--- Assignment ---
Return all lines below containing the word "配置文件".

:::

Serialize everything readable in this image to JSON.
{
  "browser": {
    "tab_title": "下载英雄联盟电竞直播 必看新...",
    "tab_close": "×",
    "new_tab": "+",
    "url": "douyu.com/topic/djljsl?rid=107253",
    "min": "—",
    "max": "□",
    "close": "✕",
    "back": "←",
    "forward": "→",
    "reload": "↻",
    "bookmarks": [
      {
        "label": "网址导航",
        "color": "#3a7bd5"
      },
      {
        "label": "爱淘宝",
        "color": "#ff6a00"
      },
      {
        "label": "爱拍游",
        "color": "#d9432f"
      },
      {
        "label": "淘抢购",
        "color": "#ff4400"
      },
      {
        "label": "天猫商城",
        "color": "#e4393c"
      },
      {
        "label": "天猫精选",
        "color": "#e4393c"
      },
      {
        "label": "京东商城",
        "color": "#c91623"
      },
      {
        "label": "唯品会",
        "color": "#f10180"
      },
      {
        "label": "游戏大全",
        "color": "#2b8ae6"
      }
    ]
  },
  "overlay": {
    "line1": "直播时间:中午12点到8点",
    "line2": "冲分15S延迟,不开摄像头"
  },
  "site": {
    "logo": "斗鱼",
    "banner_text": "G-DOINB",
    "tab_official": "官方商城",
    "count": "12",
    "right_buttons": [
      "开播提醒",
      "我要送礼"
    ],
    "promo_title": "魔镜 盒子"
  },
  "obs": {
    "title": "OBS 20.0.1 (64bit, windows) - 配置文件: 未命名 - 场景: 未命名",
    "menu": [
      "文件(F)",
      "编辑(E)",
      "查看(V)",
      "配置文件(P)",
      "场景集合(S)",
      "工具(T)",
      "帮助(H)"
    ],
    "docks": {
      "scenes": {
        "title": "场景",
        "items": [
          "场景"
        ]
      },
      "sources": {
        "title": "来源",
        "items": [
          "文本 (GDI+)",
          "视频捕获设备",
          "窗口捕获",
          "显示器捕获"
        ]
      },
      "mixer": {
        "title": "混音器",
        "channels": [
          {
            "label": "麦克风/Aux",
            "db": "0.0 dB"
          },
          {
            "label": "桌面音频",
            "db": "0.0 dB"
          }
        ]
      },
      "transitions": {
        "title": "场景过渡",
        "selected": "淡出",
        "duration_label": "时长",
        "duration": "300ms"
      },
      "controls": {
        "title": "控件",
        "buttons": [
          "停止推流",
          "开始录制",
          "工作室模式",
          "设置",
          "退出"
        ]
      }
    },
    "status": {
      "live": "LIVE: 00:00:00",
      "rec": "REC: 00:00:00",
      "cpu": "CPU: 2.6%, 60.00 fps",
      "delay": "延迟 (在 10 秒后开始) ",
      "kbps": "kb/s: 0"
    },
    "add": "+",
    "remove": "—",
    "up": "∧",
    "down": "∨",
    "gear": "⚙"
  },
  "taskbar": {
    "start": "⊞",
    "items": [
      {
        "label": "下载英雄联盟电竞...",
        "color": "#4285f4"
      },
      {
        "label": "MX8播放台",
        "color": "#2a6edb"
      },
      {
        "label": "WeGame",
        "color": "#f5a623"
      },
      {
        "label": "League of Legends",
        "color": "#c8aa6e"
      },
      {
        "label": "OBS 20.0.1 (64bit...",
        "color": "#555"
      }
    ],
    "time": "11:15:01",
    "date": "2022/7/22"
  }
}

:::

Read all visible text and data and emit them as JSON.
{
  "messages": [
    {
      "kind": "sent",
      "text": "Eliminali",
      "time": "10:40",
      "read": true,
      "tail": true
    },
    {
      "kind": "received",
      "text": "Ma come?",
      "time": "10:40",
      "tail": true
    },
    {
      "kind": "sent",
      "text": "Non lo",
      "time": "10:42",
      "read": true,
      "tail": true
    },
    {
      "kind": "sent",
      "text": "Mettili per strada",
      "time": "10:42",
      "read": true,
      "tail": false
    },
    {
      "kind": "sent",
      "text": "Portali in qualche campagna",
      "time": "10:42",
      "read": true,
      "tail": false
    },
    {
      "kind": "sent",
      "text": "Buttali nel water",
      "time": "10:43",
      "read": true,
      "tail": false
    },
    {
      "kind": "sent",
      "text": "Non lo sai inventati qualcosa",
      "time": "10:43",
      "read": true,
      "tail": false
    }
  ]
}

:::

--- Expected answer ---
    "title": "OBS 20.0.1 (64bit, windows) - 配置文件: 未命名 - 场景: 未命名",
      "配置文件(P)",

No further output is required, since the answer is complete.